Repowered projects now have access to the same fiscal and financial incentives as new projects. India's renewable energy development agency is also providing an additional interest rate rebate of 0.25% above that available for new projects.
According to the policy document, there is at least 3GW of capacity available for repowering across the country.
Wind-power development in India started in the mid-1990s, and the early years were dominated by turbines of less than 500kW. Many of these installations have suffered from recurring breakdowns and failures, effectively stranding the country's best wind-resource sites.

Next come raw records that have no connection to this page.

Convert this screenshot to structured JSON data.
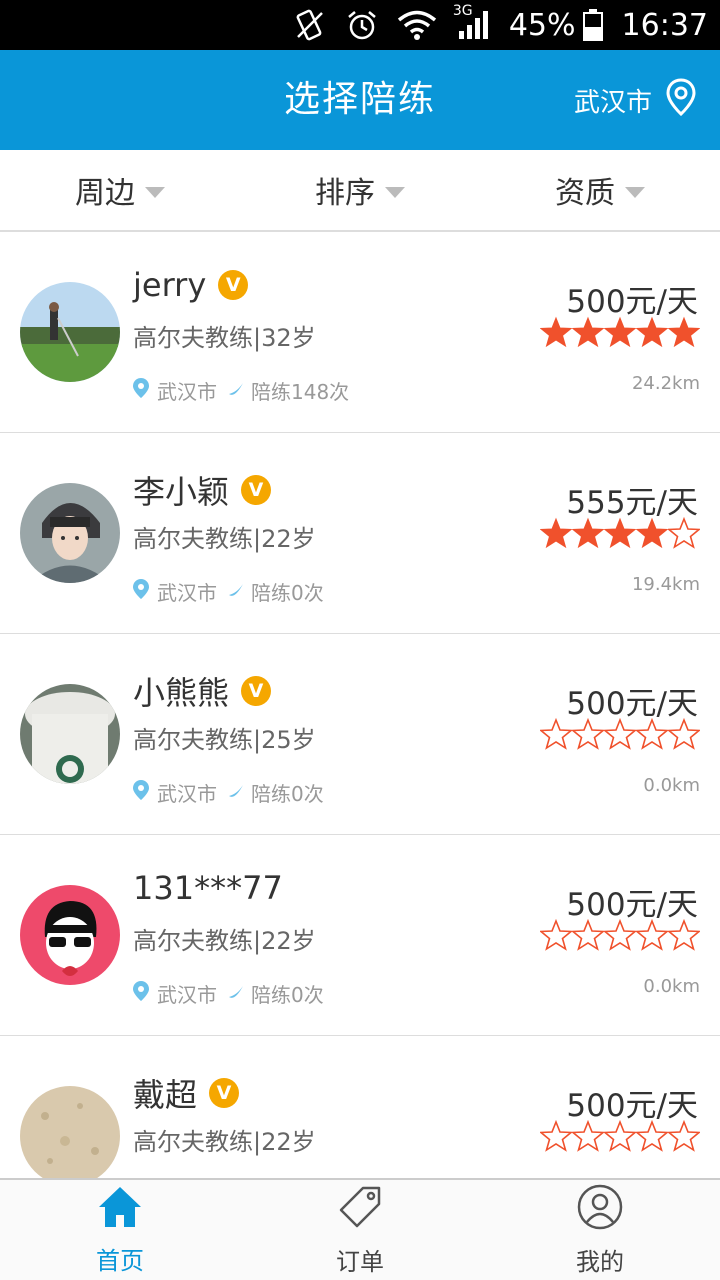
{
  "status_bar": {
    "battery": "45%",
    "time": "16:37",
    "network": "3G"
  },
  "header": {
    "title": "选择陪练",
    "city": "武汉市"
  },
  "filters": [
    {
      "label": "周边"
    },
    {
      "label": "排序"
    },
    {
      "label": "资质"
    }
  ],
  "coaches": [
    {
      "name": "jerry",
      "verified": true,
      "job": "高尔夫教练|32岁",
      "city": "武汉市",
      "sessions": "陪练148次",
      "price": "500元/天",
      "rating": 5,
      "distance": "24.2km"
    },
    {
      "name": "李小颖",
      "verified": true,
      "job": "高尔夫教练|22岁",
      "city": "武汉市",
      "sessions": "陪练0次",
      "price": "555元/天",
      "rating": 4,
      "distance": "19.4km"
    },
    {
      "name": "小熊熊",
      "verified": true,
      "job": "高尔夫教练|25岁",
      "city": "武汉市",
      "sessions": "陪练0次",
      "price": "500元/天",
      "rating": 0,
      "distance": "0.0km"
    },
    {
      "name": "131***77",
      "verified": false,
      "job": "高尔夫教练|22岁",
      "city": "武汉市",
      "sessions": "陪练0次",
      "price": "500元/天",
      "rating": 0,
      "distance": "0.0km"
    },
    {
      "name": "戴超",
      "verified": true,
      "job": "高尔夫教练|22岁",
      "city": "",
      "sessions": "",
      "price": "500元/天",
      "rating": 0,
      "distance": ""
    }
  ],
  "tabs": [
    {
      "label": "首页",
      "icon": "home-icon",
      "active": true
    },
    {
      "label": "订单",
      "icon": "tag-icon",
      "active": false
    },
    {
      "label": "我的",
      "icon": "user-icon",
      "active": false
    }
  ],
  "colors": {
    "primary": "#0a96d8",
    "star": "#f0512c",
    "badge": "#f5a700"
  }
}
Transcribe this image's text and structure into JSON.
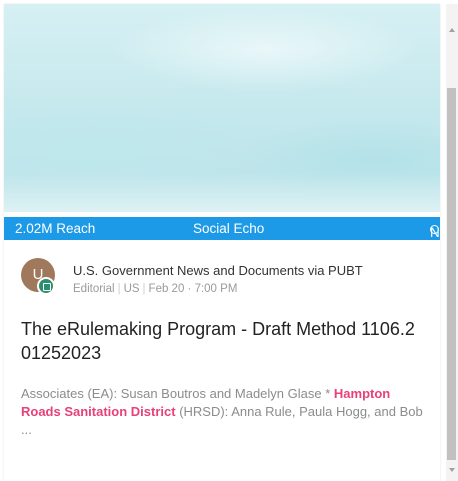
{
  "card": {
    "stats_bar": {
      "reach": "2.02M Reach",
      "echo": "Social Echo",
      "sentiment": "Neutral",
      "sentiment_icon": "neutral-ring-icon",
      "bar_color": "#1c9ae8"
    },
    "avatar": {
      "initial": "U",
      "badge_icon": "document-icon"
    },
    "source": "U.S. Government News and Documents via PUBT",
    "meta": {
      "type": "Editorial",
      "country": "US",
      "datetime": "Feb 20 · 7:00 PM"
    },
    "title": "The eRulemaking Program - Draft Method 1106.2 01252023",
    "snippet": {
      "before": "Associates (EA): Susan Boutros and Madelyn Glase * ",
      "highlight": "Hampton Roads Sanitation District",
      "after": " (HRSD): Anna Rule, Paula Hogg, and Bob ..."
    },
    "highlight_color": "#e8407a"
  }
}
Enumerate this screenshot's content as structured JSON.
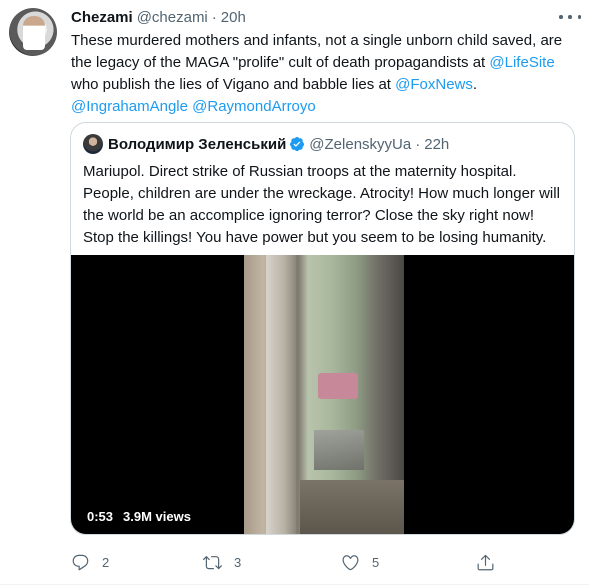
{
  "tweet": {
    "author_name": "Chezami",
    "author_handle": "@chezami",
    "separator": "·",
    "time": "20h",
    "text_part1": "These murdered mothers and infants, not a single unborn child saved, are the legacy of the MAGA \"prolife\" cult of death propagandists at ",
    "mention1": "@LifeSite",
    "text_part2": " who publish the lies of Vigano and babble lies at ",
    "mention2": "@FoxNews",
    "text_part3": ". ",
    "mention3": "@IngrahamAngle",
    "text_part4": " ",
    "mention4": "@RaymondArroyo"
  },
  "quote": {
    "author_name": "Володимир Зеленський",
    "author_handle": "@ZelenskyyUa",
    "separator": "·",
    "time": "22h",
    "text": "Mariupol. Direct strike of Russian troops at the maternity hospital. People, children are under the wreckage. Atrocity! How much longer will the world be an accomplice ignoring terror? Close the sky right now! Stop the killings! You have power but you seem to be losing humanity.",
    "video_duration": "0:53",
    "video_views": "3.9M views"
  },
  "actions": {
    "reply_count": "2",
    "retweet_count": "3",
    "like_count": "5"
  },
  "colors": {
    "link": "#1d9bf0",
    "secondary_text": "#536471",
    "border": "#cfd9de"
  },
  "icons": {
    "reply": "reply-icon",
    "retweet": "retweet-icon",
    "like": "heart-icon",
    "share": "share-icon",
    "more": "more-icon",
    "verified": "verified-badge-icon"
  }
}
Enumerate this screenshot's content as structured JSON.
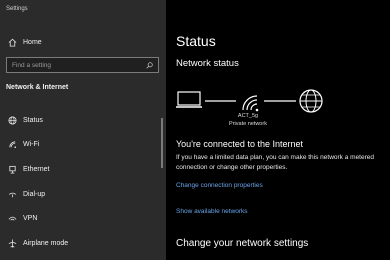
{
  "app": {
    "title": "Settings"
  },
  "sidebar": {
    "home_label": "Home",
    "search_placeholder": "Find a setting",
    "section_label": "Network & Internet",
    "items": [
      {
        "label": "Status",
        "icon": "globe-icon"
      },
      {
        "label": "Wi-Fi",
        "icon": "wifi-icon"
      },
      {
        "label": "Ethernet",
        "icon": "ethernet-icon"
      },
      {
        "label": "Dial-up",
        "icon": "phone-icon"
      },
      {
        "label": "VPN",
        "icon": "vpn-icon"
      },
      {
        "label": "Airplane mode",
        "icon": "airplane-icon"
      }
    ]
  },
  "main": {
    "title": "Status",
    "subtitle": "Network status",
    "network": {
      "name": "ACT_5g",
      "type": "Private network"
    },
    "connected_title": "You're connected to the Internet",
    "connected_desc": "If you have a limited data plan, you can make this network a metered connection or change other properties.",
    "link_change_props": "Change connection properties",
    "link_show_networks": "Show available networks",
    "section_change": "Change your network settings"
  },
  "colors": {
    "sidebar_bg": "#2b2b2b",
    "main_bg": "#000000",
    "link": "#6aa5e8"
  }
}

Past attempts by wind-farm owners to repower had been constrained by multiple issues related to applicability of tariffs, the revision or termination of power purchase agreements, and transmission-augmentation investments.
The repowering policy has addressed many of these implementation-related issues. It has clarified that for repowering projects, additional generation (over and above the average of three years' generation from the old project) shall be procured at the feed-in-tariff applicable at the time of commissioning.
The policy also shifts the onus of investing in transmission upgrades beyond the substation to the state utility. It has further allowed owners of repowering projects to forego PPA obligations during the project commissioning period, even allowing captive generators to procure equivalent power from the state utility.
In addition, the policy directs the state agencies to facilitate procurement of additional footprint land and relax micro-siting criteria for all repowering projects.
The Indian Wind Turbine Manufacturers Association said the incentives would help boost investment in the wind-energy sector. Welcoming the new policy, the Indian Wind Power Association pointed out that in Tamil Nadu alone, about 2GW of capacity could be repowered to support an additional 1.5GW.
Overall, there is a general consensus that the policy has addressed the key challenges to upgrading the hardware on these prime sites.
However, with almost all the assessed repowering potential concentrated in the states of Tamil Nadu and Maharashtra, on-ground action will largely depend on the level of collaborative efforts from wind-power developers and the state utilities.
Although it is too early to assess the impact of the policy, there seems little doubt that it has provided the much-needed traction for wind repowering in India.